Being hyper-aroused is a common experience for adult survivors. It can include:
- Having a difficult time falling or staying asleep.
- Feeling more irritable or having outbursts of anger.
- Having difficulty concentrating.
- Feeling constantly ‘on guard’ or like danger is lurking around every corner.
- Being ‘jumpy’ or easily startled (Giarratano, 2004a)

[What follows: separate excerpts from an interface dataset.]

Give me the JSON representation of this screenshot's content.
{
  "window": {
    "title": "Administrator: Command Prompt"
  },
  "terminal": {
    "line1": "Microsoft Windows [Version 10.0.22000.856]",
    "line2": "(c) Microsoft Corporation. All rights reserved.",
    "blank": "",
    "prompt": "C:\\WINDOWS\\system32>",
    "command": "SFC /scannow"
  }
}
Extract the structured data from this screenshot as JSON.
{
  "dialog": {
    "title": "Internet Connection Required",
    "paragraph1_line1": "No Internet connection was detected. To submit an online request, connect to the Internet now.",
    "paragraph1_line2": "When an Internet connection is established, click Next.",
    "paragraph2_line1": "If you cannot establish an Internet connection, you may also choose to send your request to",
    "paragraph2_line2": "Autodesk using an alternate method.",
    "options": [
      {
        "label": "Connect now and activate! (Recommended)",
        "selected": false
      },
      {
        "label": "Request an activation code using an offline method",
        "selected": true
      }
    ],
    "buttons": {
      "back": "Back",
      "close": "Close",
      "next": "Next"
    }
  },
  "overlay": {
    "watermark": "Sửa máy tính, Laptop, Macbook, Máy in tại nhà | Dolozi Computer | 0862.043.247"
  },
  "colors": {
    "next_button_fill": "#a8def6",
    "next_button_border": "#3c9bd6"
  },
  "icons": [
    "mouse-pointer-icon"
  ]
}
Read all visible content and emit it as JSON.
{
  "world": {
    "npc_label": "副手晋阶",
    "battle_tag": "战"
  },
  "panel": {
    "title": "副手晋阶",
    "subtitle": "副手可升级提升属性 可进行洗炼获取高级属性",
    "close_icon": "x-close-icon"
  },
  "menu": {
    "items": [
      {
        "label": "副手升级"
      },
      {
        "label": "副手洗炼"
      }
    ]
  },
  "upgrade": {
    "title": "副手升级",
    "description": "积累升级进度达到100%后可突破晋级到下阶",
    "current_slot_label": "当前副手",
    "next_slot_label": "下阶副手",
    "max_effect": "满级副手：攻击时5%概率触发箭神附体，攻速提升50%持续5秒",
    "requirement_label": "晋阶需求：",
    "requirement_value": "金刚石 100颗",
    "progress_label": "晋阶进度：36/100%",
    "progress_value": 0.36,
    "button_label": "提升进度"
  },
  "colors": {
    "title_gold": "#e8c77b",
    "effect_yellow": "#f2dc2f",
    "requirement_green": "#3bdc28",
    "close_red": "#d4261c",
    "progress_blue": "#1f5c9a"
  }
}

A state of hyper-arousal is a natural response to a dangerous situation or threat. Many survivors of trauma and abuse remain in a constant state of alarm because the fight/flight response is triggered repeatedly (Giarratano, 2004b), and without evident purpose (Cloitre, Cohen, & Koenen, 2006). Anger can also be a feature of a survivor's response to trauma and abuse as it is a core component of the survival response. Anger helps people cope with life's adversities by providing increased energy in the face of obstacles.
Anxiety is common among trauma survivors as it is typically generated by experiences that are unpredictable, uncontrollable, or unfamiliar, i.e. the characteristics of trauma, abuse or danger. Anxiety ensures readiness for coping with an unidentified danger (Cloitre et al., 2006) and has an adaptive function. This may be because multiple, unidentified trauma reminders exist in the environment that trigger anxiety, or because trauma causes survivors to psychologically and biologically adapt to ‘living in a dangerous world’ (Cloitre et al., 2006). Teicher (2002) explains that early exposure to stress creates molecular and neurobiological changes, altering neural development so the adult brain can survive in a dangerous world.
In situations of early childhood trauma and abuse, the trauma and shock interferes with the ability to regulate emotions, causing frequent episodes of extreme/out of control emotions, including anger and rage (Linehan, 1993a).
An understanding of the neurophysiology of arousal as well as tools to help reduce arousal can help adult survivors cope better.